◆ DATA TO USE
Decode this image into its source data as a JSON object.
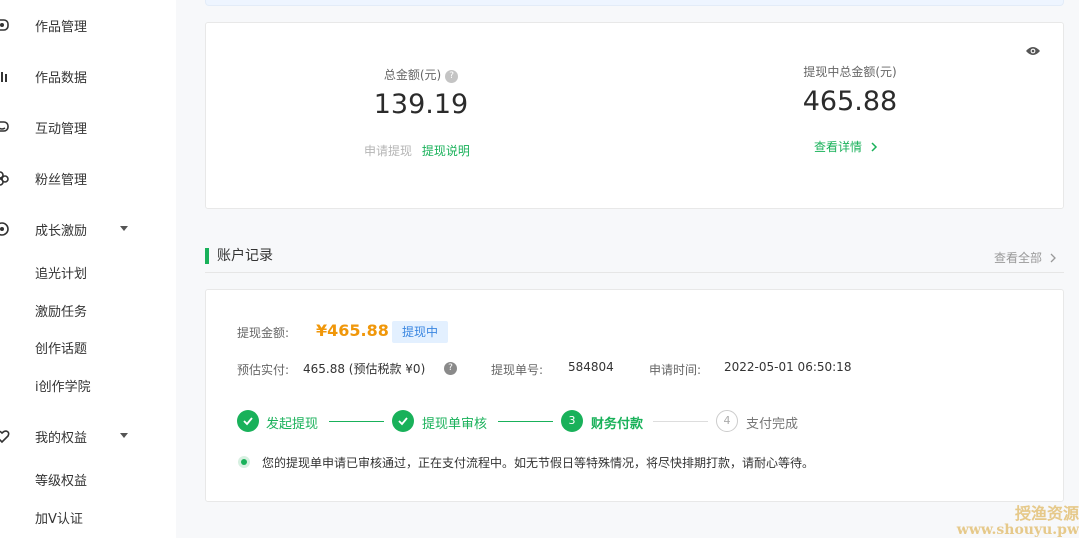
{
  "sidebar": {
    "items": [
      {
        "label": "作品管理",
        "icon": "eye-frame-icon"
      },
      {
        "label": "作品数据",
        "icon": "bar-chart-icon"
      },
      {
        "label": "互动管理",
        "icon": "chat-icon"
      },
      {
        "label": "粉丝管理",
        "icon": "users-icon"
      },
      {
        "label": "成长激励",
        "icon": "growth-icon"
      },
      {
        "label": "我的权益",
        "icon": "heart-shield-icon"
      }
    ],
    "growth_sub": [
      "追光计划",
      "激励任务",
      "创作话题",
      "i创作学院"
    ],
    "rights_sub": [
      "等级权益",
      "加V认证"
    ]
  },
  "summary": {
    "total_label": "总金额(元)",
    "total_value": "139.19",
    "apply_withdraw": "申请提现",
    "withdraw_help": "提现说明",
    "pending_label": "提现中总金额(元)",
    "pending_value": "465.88",
    "view_detail": "查看详情"
  },
  "records": {
    "title": "账户记录",
    "view_all": "查看全部",
    "amount_label": "提现金额:",
    "amount_value": "¥465.88",
    "status_badge": "提现中",
    "est_label": "预估实付:",
    "est_value": "465.88 (预估税款 ¥0)",
    "order_label": "提现单号:",
    "order_value": "584804",
    "time_label": "申请时间:",
    "time_value": "2022-05-01 06:50:18",
    "steps": [
      {
        "label": "发起提现",
        "state": "done"
      },
      {
        "label": "提现单审核",
        "state": "done"
      },
      {
        "label": "财务付款",
        "state": "active",
        "num": "3"
      },
      {
        "label": "支付完成",
        "state": "pending",
        "num": "4"
      }
    ],
    "notice": "您的提现单申请已审核通过，正在支付流程中。如无节假日等特殊情况，将尽快排期打款，请耐心等待。"
  },
  "watermark": {
    "line1": "授渔资源",
    "line2": "www.shouyu.pw"
  },
  "colors": {
    "accent": "#19b15a",
    "amount": "#f0970a",
    "badge_bg": "#e3f0ff",
    "badge_text": "#3a86e0"
  }
}
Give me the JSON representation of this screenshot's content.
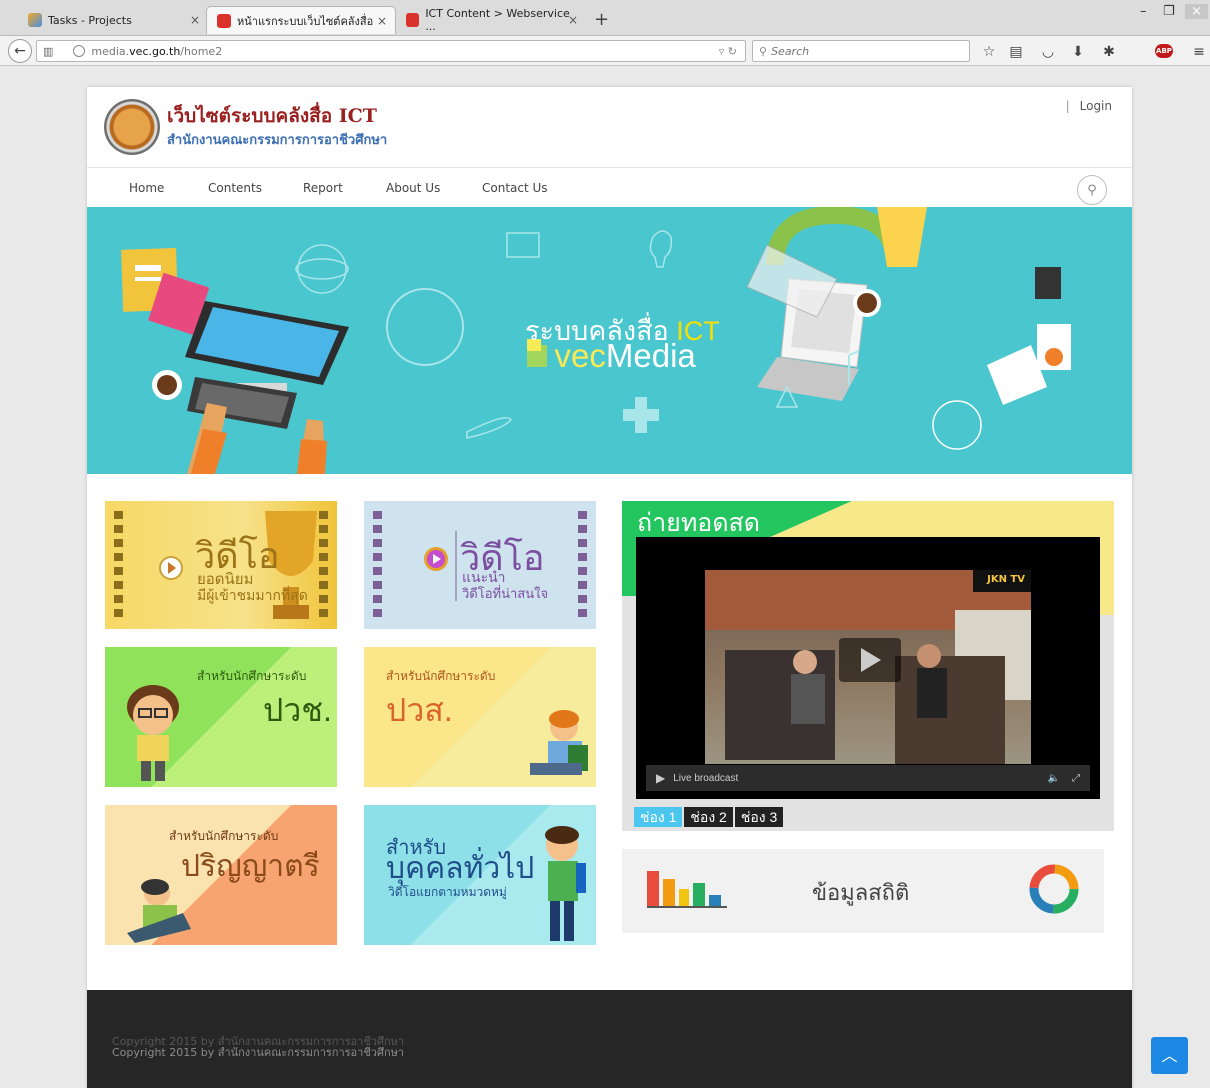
{
  "browser": {
    "tabs": [
      {
        "title": "Tasks - Projects"
      },
      {
        "title": "หน้าแรกระบบเว็บไซต์คลังสื่อ"
      },
      {
        "title": "ICT Content > Webservice ..."
      }
    ],
    "close_glyph": "×",
    "new_tab": "+",
    "url_prefix": "media.",
    "url_domain": "vec.go.th",
    "url_path": "/home2",
    "search_placeholder": "Search"
  },
  "site": {
    "title": "เว็บไซต์ระบบคลังสื่อ ICT",
    "subtitle": "สำนักงานคณะกรรมการการอาชีวศึกษา",
    "login": "Login",
    "menu": [
      "Home",
      "Contents",
      "Report",
      "About Us",
      "Contact Us"
    ]
  },
  "banner": {
    "title_thai": "ระบบคลังสื่อ ",
    "title_hl": "ICT",
    "sub_vec": "vec",
    "sub_media": "Media"
  },
  "tiles": {
    "popular": {
      "big": "วิดีโอ",
      "line1": "ยอดนิยม",
      "line2": "มีผู้เข้าชมมากที่สุด"
    },
    "recommended": {
      "big": "วิดีโอ",
      "line1": "แนะนำ",
      "line2": "วิดีโอที่น่าสนใจ"
    },
    "pvc": {
      "line1": "สำหรับนักศึกษาระดับ",
      "big": "ปวช."
    },
    "pvs": {
      "line1": "สำหรับนักศึกษาระดับ",
      "big": "ปวส."
    },
    "bachelor": {
      "line1": "สำหรับนักศึกษาระดับ",
      "big": "ปริญญาตรี"
    },
    "general": {
      "line1": "สำหรับ",
      "big": "บุคคลทั่วไป",
      "line2": "วิดีโอแยกตามหมวดหมู่"
    }
  },
  "live": {
    "title": "ถ่ายทอดสด",
    "controls_label": "Live broadcast",
    "channels": [
      "ช่อง 1",
      "ช่อง 2",
      "ช่อง 3"
    ],
    "active_channel": 0,
    "logo": "JKN TV"
  },
  "stats": {
    "label": "ข้อมูลสถิติ"
  },
  "footer": {
    "copyright": "Copyright 2015 by สำนักงานคณะกรรมการการอาชีวศึกษา"
  },
  "colors": {
    "banner": "#4ac6cf",
    "title_red": "#9a1f1f",
    "subtitle_blue": "#3d6fb5",
    "live_green": "#22c55e",
    "live_yellow": "#f7e98a",
    "channel_active": "#4ac6ef",
    "to_top": "#1e88e5"
  },
  "icons": {
    "back": "back-arrow-icon",
    "reader": "reader-view-icon",
    "globe": "site-identity-icon",
    "reload": "reload-icon",
    "search": "search-icon",
    "bookmark": "bookmark-star-icon",
    "library": "library-icon",
    "pocket": "pocket-icon",
    "download": "download-icon",
    "extension": "extension-icon",
    "abp": "adblock-plus-icon",
    "menu": "hamburger-menu-icon",
    "to_top": "chevron-up-icon"
  }
}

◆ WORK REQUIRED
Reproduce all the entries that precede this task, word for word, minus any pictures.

◆ ANSWER SECTION
Decode this image into its source data as a JSON object.
{
  "sidebar": {
    "items": [
      {
        "label": "作品管理",
        "icon": "eye-frame-icon"
      },
      {
        "label": "作品数据",
        "icon": "bar-chart-icon"
      },
      {
        "label": "互动管理",
        "icon": "chat-icon"
      },
      {
        "label": "粉丝管理",
        "icon": "users-icon"
      },
      {
        "label": "成长激励",
        "icon": "growth-icon"
      },
      {
        "label": "我的权益",
        "icon": "heart-shield-icon"
      }
    ],
    "growth_sub": [
      "追光计划",
      "激励任务",
      "创作话题",
      "i创作学院"
    ],
    "rights_sub": [
      "等级权益",
      "加V认证"
    ]
  },
  "summary": {
    "total_label": "总金额(元)",
    "total_value": "139.19",
    "apply_withdraw": "申请提现",
    "withdraw_help": "提现说明",
    "pending_label": "提现中总金额(元)",
    "pending_value": "465.88",
    "view_detail": "查看详情"
  },
  "records": {
    "title": "账户记录",
    "view_all": "查看全部",
    "amount_label": "提现金额:",
    "amount_value": "¥465.88",
    "status_badge": "提现中",
    "est_label": "预估实付:",
    "est_value": "465.88 (预估税款 ¥0)",
    "order_label": "提现单号:",
    "order_value": "584804",
    "time_label": "申请时间:",
    "time_value": "2022-05-01 06:50:18",
    "steps": [
      {
        "label": "发起提现",
        "state": "done"
      },
      {
        "label": "提现单审核",
        "state": "done"
      },
      {
        "label": "财务付款",
        "state": "active",
        "num": "3"
      },
      {
        "label": "支付完成",
        "state": "pending",
        "num": "4"
      }
    ],
    "notice": "您的提现单申请已审核通过，正在支付流程中。如无节假日等特殊情况，将尽快排期打款，请耐心等待。"
  },
  "watermark": {
    "line1": "授渔资源",
    "line2": "www.shouyu.pw"
  },
  "colors": {
    "accent": "#19b15a",
    "amount": "#f0970a",
    "badge_bg": "#e3f0ff",
    "badge_text": "#3a86e0"
  }
}
Give me the JSON representation of this screenshot's content.
{
  "browser": {
    "tabs": [
      {
        "title": "Tasks - Projects"
      },
      {
        "title": "หน้าแรกระบบเว็บไซต์คลังสื่อ"
      },
      {
        "title": "ICT Content > Webservice ..."
      }
    ],
    "close_glyph": "×",
    "new_tab": "+",
    "url_prefix": "media.",
    "url_domain": "vec.go.th",
    "url_path": "/home2",
    "search_placeholder": "Search"
  },
  "site": {
    "title": "เว็บไซต์ระบบคลังสื่อ ICT",
    "subtitle": "สำนักงานคณะกรรมการการอาชีวศึกษา",
    "login": "Login",
    "menu": [
      "Home",
      "Contents",
      "Report",
      "About Us",
      "Contact Us"
    ]
  },
  "banner": {
    "title_thai": "ระบบคลังสื่อ ",
    "title_hl": "ICT",
    "sub_vec": "vec",
    "sub_media": "Media"
  },
  "tiles": {
    "popular": {
      "big": "วิดีโอ",
      "line1": "ยอดนิยม",
      "line2": "มีผู้เข้าชมมากที่สุด"
    },
    "recommended": {
      "big": "วิดีโอ",
      "line1": "แนะนำ",
      "line2": "วิดีโอที่น่าสนใจ"
    },
    "pvc": {
      "line1": "สำหรับนักศึกษาระดับ",
      "big": "ปวช."
    },
    "pvs": {
      "line1": "สำหรับนักศึกษาระดับ",
      "big": "ปวส."
    },
    "bachelor": {
      "line1": "สำหรับนักศึกษาระดับ",
      "big": "ปริญญาตรี"
    },
    "general": {
      "line1": "สำหรับ",
      "big": "บุคคลทั่วไป",
      "line2": "วิดีโอแยกตามหมวดหมู่"
    }
  },
  "live": {
    "title": "ถ่ายทอดสด",
    "controls_label": "Live broadcast",
    "channels": [
      "ช่อง 1",
      "ช่อง 2",
      "ช่อง 3"
    ],
    "active_channel": 0,
    "logo": "JKN TV"
  },
  "stats": {
    "label": "ข้อมูลสถิติ"
  },
  "footer": {
    "copyright": "Copyright 2015 by สำนักงานคณะกรรมการการอาชีวศึกษา"
  },
  "colors": {
    "banner": "#4ac6cf",
    "title_red": "#9a1f1f",
    "subtitle_blue": "#3d6fb5",
    "live_green": "#22c55e",
    "live_yellow": "#f7e98a",
    "channel_active": "#4ac6ef",
    "to_top": "#1e88e5"
  },
  "icons": {
    "back": "back-arrow-icon",
    "reader": "reader-view-icon",
    "globe": "site-identity-icon",
    "reload": "reload-icon",
    "search": "search-icon",
    "bookmark": "bookmark-star-icon",
    "library": "library-icon",
    "pocket": "pocket-icon",
    "download": "download-icon",
    "extension": "extension-icon",
    "abp": "adblock-plus-icon",
    "menu": "hamburger-menu-icon",
    "to_top": "chevron-up-icon"
  }
}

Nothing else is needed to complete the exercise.